Georgia fully depends not on its number one strategic partner – the United States, not on its “historical family” – Europe, but on “occupier” Russia. Only one threat from Moscow about banning Georgian imports has caused unprecedented depreciation of GEL (Georgian Lari) and resulted in record-high fuel prices. These developments are also causing damage to one of the few profitable branches of Georgia’s economy – tourism.
These statements are untrue. This is a recurring pro-Kremlin narrative as if without Russian market Georgian economy will collapse.
Contribution of Russian tourists to Georgia’s economy is 1.8%, while arrivals from Russia by plane represent 0.5%. Despite the decrease of Russian tourists after Russia banned direct flights to Georgia, as a whole, during the first two weeks of July 2019, the number of tourists in Georgia increased by 3.2% y/y.
As per Georgian currency, the protests did not cause its devaluation.
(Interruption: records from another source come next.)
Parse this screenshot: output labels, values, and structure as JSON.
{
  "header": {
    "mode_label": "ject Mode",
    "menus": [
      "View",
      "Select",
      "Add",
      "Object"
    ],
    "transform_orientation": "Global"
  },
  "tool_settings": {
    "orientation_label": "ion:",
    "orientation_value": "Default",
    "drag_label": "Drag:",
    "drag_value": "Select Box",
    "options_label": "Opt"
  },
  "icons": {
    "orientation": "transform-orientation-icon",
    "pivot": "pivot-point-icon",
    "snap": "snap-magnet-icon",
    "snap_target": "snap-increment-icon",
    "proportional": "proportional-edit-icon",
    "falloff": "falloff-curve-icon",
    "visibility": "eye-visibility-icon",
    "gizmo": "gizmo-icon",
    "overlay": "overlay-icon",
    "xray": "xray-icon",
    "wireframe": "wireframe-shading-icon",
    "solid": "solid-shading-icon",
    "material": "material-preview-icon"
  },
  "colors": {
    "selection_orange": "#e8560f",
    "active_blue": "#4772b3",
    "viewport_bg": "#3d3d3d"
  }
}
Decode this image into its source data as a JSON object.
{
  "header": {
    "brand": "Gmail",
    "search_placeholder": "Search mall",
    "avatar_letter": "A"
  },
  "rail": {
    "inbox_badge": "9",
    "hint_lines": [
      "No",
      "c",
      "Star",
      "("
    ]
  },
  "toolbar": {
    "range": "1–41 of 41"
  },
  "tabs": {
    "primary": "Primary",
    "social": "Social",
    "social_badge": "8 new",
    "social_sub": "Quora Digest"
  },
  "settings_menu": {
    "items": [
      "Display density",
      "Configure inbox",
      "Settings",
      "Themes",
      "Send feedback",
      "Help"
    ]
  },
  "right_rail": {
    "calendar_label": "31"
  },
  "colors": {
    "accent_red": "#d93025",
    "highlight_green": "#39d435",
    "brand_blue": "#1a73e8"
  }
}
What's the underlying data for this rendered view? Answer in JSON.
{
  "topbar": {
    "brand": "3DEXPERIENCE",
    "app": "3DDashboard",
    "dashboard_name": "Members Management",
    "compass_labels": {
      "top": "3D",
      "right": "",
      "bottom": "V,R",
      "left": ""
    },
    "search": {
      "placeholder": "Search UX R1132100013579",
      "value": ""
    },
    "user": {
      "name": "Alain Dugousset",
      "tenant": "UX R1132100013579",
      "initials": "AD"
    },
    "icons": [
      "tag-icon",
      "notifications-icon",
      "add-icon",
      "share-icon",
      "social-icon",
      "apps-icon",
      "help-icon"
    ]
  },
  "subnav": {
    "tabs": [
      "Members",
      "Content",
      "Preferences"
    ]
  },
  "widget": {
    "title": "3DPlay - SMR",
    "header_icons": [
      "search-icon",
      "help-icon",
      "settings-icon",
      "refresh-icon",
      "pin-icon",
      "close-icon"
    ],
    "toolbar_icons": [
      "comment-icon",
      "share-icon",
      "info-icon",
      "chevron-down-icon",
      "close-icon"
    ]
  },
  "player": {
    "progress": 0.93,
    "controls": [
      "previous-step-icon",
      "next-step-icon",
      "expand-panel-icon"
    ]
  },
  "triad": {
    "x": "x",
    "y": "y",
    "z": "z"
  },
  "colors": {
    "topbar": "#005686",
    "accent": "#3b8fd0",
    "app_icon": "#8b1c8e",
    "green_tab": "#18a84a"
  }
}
The protests started on June 20. A month before Gavrilov’s visit, the national currency had already faced certain problems. In late May, Lari exchange rate was fluctuating within 2.78-2.79 against USD, reaching 2.8 already on May 31.
Finally, the growth of fuel prices in Georgia is driven by increased prices of oil products on international markets and not the ongoing protests. In his comments to online edition BPN, Vano Mtvarelashvili, chairman of the Union of Oil-Products Importers, cites increased prices of oil products on international markets and Lari depreciation as the reasons behind the growth of fuel prices in Georgia. CNBC analyst claims that oil prices are rising faster this year than expected, explaining that OPEC supply cuts and U.S. sanctions on Iran and Venezuela are leaving the market with less cushion to absorb oil supply disruptions.